As a born and bred Canadian, well versed in the lore of Sam McGee, I have always dreamed of a Best Made Yukon adventure. And, at last, here we are: me, my crew, renowned Canadian adventure photographer Jason van Bruggen and the ghost of Robert Service, the Yukon’s legendary bard. We’re all standing on the mythical shores of Lake Laberge, shooting in broad daylight well into the wee hours of the night. Stranger things have doubtless transpired in the land of the midnight sun. Robert Service was keenly aware that there is no better fuel for the imagination than spending time in the wilderness. I’m putting our gear to the test, but it’s hard not to track the flight of a soaring bird, decipher the next steps of an incoming storm front, or get lost in the mechanics of a campfire that refuses to light.
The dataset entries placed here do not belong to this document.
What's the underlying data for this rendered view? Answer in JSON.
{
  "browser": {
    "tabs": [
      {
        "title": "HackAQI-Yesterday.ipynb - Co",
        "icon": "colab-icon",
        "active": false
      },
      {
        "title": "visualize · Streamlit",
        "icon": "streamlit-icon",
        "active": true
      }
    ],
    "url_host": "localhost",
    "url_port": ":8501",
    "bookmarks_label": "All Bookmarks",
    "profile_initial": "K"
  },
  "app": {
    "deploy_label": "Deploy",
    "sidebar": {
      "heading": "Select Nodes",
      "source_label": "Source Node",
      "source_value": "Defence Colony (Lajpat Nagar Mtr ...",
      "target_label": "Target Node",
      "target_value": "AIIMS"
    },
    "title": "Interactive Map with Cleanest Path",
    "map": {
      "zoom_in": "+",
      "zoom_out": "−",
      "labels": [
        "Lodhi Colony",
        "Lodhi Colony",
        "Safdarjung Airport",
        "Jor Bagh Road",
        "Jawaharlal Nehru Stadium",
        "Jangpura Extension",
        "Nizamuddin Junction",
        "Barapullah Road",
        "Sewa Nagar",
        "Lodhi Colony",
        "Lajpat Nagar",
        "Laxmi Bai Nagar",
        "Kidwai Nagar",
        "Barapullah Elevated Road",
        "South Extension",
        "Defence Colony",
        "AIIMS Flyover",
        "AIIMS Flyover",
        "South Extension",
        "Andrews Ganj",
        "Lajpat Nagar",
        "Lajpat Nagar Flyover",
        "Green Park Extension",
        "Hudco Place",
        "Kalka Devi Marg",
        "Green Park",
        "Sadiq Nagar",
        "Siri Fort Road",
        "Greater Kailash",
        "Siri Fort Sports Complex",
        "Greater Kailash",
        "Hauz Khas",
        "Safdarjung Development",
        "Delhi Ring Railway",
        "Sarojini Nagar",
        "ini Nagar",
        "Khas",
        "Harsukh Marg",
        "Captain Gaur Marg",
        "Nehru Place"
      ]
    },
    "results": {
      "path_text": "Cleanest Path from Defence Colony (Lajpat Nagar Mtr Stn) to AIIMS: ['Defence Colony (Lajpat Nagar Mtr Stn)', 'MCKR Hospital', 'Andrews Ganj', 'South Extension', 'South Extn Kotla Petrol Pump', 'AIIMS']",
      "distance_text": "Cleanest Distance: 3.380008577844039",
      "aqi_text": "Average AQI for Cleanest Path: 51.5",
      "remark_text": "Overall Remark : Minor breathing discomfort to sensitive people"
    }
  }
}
Since the Klondike, the Yukon has attracted big dreamers. The gold rush may be over here, but discoveries are still plenty and close at hand, especially for curious adventurers.

– Peter Buchanan-Smith, Founder

Photography by Jason Frank Rothenberg